“Here in Colorado, there was a statewide pause on testing assessments in the spring, which is something we’ve used extensively in the past,” said Alerta. “Right before school starts back up in the fall, teachers tend to look at the data from these state-administered tests, so not having that information will be a big challenge.”

“The unexpectedness of the pandemic makes the need for assessment fundamentally different than other breaks students get,” said Johnson. “Expected breaks are much easier to plan for and learning losses are generally not as dramatic during things like summer break, where some students actually increase their learning levels thanks to reading programs at libraries and other initiatives like that. These initiatives aren’t as readily available during social distancing, so the issue becomes even bigger. I expect the learning gap will be shown to be significant during this time.”

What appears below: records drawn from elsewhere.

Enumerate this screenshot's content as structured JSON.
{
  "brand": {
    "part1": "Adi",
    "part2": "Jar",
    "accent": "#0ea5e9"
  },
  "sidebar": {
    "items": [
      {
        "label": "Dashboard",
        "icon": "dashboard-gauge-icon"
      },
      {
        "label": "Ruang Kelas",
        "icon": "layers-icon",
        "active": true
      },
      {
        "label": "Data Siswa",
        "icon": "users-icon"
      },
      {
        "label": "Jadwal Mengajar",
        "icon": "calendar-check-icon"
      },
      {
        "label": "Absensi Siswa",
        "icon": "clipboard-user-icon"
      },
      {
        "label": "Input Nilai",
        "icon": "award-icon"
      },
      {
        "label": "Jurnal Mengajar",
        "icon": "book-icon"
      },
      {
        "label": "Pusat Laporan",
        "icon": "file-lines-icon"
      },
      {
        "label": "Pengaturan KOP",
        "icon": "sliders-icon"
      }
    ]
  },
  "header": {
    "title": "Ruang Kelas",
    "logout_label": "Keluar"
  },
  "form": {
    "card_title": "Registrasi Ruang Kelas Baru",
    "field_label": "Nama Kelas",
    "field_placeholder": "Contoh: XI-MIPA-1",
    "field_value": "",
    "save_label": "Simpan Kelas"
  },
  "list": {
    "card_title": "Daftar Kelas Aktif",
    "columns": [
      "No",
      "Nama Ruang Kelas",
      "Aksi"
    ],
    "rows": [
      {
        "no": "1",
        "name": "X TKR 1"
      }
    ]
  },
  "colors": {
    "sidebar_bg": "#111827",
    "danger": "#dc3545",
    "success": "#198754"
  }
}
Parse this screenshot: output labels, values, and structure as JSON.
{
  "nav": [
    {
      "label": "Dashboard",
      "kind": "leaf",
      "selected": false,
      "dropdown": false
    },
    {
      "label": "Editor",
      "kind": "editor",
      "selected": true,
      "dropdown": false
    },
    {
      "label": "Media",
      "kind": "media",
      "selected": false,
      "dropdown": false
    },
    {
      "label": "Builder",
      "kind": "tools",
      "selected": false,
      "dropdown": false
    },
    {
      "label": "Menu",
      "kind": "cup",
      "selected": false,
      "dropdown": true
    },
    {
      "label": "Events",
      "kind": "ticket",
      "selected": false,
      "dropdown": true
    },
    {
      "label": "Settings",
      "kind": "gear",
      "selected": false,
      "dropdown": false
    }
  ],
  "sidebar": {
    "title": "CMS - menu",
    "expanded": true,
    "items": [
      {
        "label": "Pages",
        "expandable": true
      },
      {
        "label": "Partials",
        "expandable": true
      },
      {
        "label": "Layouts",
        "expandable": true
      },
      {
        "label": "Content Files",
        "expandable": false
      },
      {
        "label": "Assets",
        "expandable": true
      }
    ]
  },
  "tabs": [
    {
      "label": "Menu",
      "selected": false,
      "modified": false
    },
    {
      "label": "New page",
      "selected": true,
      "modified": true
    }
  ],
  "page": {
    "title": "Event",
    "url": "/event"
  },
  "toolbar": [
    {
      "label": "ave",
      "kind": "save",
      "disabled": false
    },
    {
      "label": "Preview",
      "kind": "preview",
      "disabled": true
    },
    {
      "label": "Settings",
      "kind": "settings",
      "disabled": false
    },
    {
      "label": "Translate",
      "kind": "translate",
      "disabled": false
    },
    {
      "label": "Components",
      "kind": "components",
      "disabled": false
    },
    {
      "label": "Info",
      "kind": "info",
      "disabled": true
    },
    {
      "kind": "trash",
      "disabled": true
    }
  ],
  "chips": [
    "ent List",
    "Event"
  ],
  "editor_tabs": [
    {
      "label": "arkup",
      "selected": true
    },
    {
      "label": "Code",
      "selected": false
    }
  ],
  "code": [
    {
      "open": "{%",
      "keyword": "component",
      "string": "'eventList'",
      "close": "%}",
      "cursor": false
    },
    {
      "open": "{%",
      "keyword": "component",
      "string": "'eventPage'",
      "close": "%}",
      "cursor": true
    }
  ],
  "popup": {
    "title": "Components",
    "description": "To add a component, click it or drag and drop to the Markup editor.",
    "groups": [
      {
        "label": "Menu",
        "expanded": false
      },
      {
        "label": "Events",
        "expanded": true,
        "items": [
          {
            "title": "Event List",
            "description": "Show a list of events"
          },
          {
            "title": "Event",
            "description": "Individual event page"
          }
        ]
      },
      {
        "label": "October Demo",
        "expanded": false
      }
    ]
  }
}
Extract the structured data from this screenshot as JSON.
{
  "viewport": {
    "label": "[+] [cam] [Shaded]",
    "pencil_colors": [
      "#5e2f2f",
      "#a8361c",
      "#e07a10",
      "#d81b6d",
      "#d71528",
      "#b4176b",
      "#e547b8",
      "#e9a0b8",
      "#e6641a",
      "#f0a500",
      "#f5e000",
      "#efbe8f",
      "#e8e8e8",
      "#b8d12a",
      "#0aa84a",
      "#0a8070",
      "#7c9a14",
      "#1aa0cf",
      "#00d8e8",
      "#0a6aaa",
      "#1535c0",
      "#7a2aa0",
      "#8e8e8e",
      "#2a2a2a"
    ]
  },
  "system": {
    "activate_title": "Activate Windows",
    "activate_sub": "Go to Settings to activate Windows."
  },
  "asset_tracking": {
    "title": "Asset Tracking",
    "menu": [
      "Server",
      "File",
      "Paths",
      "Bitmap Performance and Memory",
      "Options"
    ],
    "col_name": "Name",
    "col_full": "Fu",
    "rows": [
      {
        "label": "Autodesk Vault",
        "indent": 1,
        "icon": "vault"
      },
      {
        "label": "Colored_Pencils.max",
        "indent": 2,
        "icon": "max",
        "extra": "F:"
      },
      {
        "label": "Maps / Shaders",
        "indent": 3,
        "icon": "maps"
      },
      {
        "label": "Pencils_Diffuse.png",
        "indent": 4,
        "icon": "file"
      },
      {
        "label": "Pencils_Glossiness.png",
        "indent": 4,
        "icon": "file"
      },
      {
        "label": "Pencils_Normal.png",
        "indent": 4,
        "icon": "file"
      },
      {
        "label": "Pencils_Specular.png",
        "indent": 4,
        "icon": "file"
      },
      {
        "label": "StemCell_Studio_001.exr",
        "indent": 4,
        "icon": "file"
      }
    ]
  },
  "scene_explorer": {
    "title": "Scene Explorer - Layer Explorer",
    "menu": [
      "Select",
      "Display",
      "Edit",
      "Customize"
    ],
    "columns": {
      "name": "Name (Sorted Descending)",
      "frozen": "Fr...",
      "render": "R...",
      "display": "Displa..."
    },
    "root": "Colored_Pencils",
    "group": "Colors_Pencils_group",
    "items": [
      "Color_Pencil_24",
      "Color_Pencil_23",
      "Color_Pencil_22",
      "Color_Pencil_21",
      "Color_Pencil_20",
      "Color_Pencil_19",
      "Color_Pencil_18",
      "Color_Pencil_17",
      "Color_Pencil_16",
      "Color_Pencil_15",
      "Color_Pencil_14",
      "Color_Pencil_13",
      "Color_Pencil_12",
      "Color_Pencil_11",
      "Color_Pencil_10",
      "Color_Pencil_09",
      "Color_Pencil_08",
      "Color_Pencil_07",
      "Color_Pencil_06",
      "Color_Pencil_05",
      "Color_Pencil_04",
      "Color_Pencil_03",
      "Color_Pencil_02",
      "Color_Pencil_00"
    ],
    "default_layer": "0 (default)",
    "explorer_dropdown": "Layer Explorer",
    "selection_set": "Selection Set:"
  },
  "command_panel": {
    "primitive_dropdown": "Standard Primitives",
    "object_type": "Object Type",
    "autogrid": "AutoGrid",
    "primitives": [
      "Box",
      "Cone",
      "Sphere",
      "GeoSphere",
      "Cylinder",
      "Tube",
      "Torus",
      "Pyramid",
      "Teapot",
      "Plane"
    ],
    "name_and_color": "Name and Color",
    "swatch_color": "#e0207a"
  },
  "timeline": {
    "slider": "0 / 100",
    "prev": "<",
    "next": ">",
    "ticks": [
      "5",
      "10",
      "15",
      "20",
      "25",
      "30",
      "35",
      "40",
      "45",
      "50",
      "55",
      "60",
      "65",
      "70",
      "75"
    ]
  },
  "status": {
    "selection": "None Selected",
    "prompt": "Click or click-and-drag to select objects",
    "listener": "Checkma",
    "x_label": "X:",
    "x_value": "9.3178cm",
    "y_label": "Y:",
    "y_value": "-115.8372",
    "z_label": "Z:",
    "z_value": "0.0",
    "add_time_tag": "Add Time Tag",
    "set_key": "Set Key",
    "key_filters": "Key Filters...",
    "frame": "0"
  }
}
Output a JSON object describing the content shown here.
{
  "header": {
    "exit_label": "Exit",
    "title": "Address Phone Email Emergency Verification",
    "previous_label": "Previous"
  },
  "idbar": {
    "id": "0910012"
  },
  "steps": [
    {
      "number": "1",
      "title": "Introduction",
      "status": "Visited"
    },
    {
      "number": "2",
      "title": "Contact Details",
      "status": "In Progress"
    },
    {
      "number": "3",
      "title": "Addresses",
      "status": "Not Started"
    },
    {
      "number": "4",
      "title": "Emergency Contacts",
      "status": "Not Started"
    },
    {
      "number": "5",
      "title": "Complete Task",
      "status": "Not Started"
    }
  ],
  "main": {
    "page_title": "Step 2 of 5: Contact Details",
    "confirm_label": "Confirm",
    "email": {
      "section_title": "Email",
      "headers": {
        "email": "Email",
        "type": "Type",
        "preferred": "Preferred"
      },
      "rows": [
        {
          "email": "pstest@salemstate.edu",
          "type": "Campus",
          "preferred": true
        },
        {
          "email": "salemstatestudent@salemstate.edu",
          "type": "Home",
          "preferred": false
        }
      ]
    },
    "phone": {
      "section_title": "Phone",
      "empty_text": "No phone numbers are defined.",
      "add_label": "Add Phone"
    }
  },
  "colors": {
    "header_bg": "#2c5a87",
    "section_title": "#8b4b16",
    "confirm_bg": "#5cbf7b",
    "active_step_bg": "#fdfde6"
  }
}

Alerta and Johnson also discussed prioritizing what subject areas to assess during the REL Central virtual chat; there are several schools of thought regarding this issue. Given the fluidity and ever-changing nature of the pandemic response from public and private entities alike, education leaders’ plans for the fall are difficult to write out in permanent ink.

“Having accessible data is what‘s most important, in my opinion,” said Johnson. “We don’t want to reinvent the wheel and have assessments that students are unfamiliar with, so right now we’re planning on relying upon inventory surveys and other summative assessments that teachers have seen in the past. That being said, it’s important to keep our options open, so ‘hand scoring’ assessments, which our teachers aren’t as familiar with, are still currently being considered as well.”

In a poll conducted during the virtual quick chat, 73% of 252 participants indicated that their plans for the fall leaned towards a hybrid model of education that would include both in-person and remote learning. This result suggests that many education professionals are expecting the unexpected and preparing to have both avenues open to them. With external conditions changing regularly and a lot of unknowns still in play for everyone in the education community, these results are unsurprising.

“Everything can change quickly nowadays, so being adaptable is important,” said Alerta. “Defining what standards are going to be covered and creating pre-assessments for our teachers to get a baseline for where students are at are a focus at the moment, but nothing has been set in stone yet.”

Johnson and Alerta also mentioned that assessing students’ social-emotional capacities, even more than their academic abilities, would be a district priority in the wake of the potentially traumatic hardships during the pandemic. These hardships could include unemployed parents and difficult home environments, among others. They also stated that the pandemic could catalyze a paradigm shift in the philosophy of education. For example, traditional grading systems and other modes of assessment could undergo a permanent overhaul to better represent the changing times we live in.

However schools open in the fall, whether in person or virtually, charting a path to where students need to be in spring 2021 is a common refrain among educators. Focusing on this path and strategically integrating assessments into its map are important first steps along the journey back to normalcy in education.

For more pandemic-related educational resources, be sure to visit the REL Central digital memo page devoted to the topic.